8 Reasons I Don't Need to Write About What My Son With Autism Can't Do
My 4 year-old son was diagnosed with autism last February. If you’re a parent of a child with special needs, then you know what it’s like to agonize over what your child can’t do. It becomes an obsession; you imagine a life full of dreams dashed.
For this very post, I had planned on writing about how Big C can’t play catch, even though his 22-month-old brother so desperately wants to play with him. When Big C catches the ball (on the rare occasion he does), he just runs off with it.
But I never wrote that post. Because I realized, who cares?
My son’s lack of desire or ability to play catch isn’t a deal breaker to happiness. He doesn’t care, so why should I?
It got me thinking. Instead of agonizing over my son’s struggles, what if I focused on his strengths? This is a much more productive and positive way of thinking, and it’s embarrassing to admit it took me so long to consider it. But that’s what happens to us as parents when professionals start slapping labels on our children. We get scared, we get defensive, we get deflated.
So for this post, I want to take a moment to celebrate what makes my oldest son truly special to me. This is what Big C can do:
1. My son can experience life with an intensity many long for. His moments of happiness are so amplified, he cannot help but literally shout, embrace and jump for joy.
2. My son can persevere. He gets angry and frustrated but always presses on. A month ago, he wanted to learn how to ice skate. As he grew more frustrated, I became frustrated and wanted him to stop. But he told me, “No, Mommy. We can’t give up. I have to do this!”
3. My son can melt my heart with his compliments. I was trying a dress on recently and he said, “Oh, Mommy, you look beautiful. Just like a princess!”
4. My son can show true remorse. Without fail after a meltdown, he’ll come to me and say sorry. Sometimes, it doesn’t come until the next day, but it always comes when he’s truly sorry and ready to admit it.
5. My son can pay exquisite attention to a task he is truly interested in. In recent months, he’s demonstrated his ability to play for hours with Legos, creating the most imaginative creatures, vehicles and buildings.
6. My son can feel selfless love. Whenever I catch him giving his younger brother a kiss or hug because he’s overwhelmed with emotion at that moment, my eyes and my heart swell.
7. My son gets me. Just this weekend, I had my own minor meltdown and went upstairs to cool down and take a break. My son followed me upstairs and said, “Mommy, just take a deep breath.” He then sat beside me and rested his head on my shoulder. “It’ll be OK.”
8. My son can bring tears to my eyes. If you could see me now, you’d know exactly what I mean.
A version of this post originally appeared on Contemplative Chaos.
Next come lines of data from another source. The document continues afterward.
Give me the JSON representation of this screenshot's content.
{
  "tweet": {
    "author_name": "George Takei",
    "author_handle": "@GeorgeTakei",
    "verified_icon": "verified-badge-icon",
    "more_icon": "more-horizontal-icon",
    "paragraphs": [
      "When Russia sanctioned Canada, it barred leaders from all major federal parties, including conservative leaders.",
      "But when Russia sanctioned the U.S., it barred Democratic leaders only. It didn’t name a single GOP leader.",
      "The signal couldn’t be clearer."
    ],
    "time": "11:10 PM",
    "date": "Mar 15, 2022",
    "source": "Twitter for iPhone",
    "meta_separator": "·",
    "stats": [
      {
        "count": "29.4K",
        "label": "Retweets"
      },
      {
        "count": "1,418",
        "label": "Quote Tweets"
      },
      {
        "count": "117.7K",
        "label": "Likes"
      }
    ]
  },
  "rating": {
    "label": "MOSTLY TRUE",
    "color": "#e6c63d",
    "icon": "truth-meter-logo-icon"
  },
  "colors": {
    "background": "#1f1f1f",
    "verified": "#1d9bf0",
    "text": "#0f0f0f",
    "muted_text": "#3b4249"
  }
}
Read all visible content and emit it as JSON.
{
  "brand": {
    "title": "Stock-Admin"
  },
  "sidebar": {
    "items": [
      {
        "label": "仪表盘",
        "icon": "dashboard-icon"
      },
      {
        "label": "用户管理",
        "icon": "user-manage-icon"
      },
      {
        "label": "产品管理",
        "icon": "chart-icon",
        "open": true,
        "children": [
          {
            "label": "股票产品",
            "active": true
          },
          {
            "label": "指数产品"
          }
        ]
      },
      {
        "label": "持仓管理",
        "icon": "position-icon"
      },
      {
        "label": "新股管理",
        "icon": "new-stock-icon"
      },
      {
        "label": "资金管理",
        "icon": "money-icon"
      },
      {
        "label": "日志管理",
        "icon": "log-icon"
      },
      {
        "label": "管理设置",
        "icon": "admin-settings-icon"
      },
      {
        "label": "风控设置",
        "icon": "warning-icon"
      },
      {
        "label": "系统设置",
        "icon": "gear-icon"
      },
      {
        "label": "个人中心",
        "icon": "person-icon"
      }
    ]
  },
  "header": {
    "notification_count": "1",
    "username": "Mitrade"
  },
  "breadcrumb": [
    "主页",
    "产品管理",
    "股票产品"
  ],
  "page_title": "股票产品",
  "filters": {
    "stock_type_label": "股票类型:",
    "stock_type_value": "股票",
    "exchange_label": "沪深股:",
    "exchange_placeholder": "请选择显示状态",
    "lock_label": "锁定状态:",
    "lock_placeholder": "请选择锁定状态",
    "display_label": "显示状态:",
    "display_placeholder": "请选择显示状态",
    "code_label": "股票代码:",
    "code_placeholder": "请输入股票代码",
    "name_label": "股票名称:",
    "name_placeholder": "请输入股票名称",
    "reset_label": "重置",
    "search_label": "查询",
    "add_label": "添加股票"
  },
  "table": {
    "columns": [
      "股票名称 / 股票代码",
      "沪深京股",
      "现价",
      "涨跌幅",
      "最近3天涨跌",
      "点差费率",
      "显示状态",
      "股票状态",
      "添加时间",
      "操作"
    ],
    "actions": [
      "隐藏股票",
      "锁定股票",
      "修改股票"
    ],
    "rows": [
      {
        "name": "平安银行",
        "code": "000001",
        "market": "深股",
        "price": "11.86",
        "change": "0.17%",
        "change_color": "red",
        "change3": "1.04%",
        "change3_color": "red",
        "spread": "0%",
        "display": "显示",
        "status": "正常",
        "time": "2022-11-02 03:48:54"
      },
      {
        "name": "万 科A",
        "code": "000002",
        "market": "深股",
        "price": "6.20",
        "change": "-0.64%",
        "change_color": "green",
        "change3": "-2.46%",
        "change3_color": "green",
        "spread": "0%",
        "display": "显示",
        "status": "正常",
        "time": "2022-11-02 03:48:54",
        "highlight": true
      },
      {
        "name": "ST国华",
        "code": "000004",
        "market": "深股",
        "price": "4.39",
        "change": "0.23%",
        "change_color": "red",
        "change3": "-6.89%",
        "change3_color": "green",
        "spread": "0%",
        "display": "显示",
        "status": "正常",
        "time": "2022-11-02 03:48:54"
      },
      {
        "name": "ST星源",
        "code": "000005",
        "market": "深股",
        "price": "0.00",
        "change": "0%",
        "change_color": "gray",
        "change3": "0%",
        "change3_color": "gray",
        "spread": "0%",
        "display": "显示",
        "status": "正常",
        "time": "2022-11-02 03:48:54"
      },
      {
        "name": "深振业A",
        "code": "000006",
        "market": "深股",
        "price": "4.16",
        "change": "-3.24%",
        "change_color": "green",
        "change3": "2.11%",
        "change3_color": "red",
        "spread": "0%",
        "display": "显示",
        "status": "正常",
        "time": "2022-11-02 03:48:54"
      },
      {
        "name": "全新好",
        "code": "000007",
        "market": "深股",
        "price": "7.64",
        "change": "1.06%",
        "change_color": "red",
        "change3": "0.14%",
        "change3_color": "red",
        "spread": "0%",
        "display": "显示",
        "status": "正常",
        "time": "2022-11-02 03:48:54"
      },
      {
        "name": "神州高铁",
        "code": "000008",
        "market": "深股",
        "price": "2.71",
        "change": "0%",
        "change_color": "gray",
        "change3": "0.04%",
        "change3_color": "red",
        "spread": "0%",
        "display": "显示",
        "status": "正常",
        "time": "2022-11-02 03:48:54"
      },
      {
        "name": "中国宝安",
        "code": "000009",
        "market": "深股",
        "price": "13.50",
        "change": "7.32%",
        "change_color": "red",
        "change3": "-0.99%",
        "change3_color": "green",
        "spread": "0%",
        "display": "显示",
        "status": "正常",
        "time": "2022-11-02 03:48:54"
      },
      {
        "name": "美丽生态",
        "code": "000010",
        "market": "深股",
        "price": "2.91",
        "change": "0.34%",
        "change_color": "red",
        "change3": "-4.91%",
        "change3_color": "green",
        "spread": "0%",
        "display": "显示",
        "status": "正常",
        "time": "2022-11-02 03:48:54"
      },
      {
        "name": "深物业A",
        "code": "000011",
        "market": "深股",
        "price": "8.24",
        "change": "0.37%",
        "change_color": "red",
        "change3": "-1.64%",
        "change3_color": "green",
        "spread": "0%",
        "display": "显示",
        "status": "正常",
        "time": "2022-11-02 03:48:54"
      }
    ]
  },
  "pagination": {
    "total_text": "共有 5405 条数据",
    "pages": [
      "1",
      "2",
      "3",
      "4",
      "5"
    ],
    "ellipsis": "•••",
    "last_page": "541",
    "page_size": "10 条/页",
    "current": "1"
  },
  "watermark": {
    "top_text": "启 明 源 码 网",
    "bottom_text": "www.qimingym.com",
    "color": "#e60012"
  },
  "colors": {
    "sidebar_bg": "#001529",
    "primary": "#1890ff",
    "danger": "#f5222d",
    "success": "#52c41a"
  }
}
The Mighty is asking the following: What’s one unexpected source of comfort when it comes to your (or a loved one’s) disability and/or disease? If you’d like to participate, please send a blog post to email@example.com. Please include a photo for the piece, a photo of yourself and 1-2 sentence bio. Check out our “Share Your Story” page for more about our submission guidelines.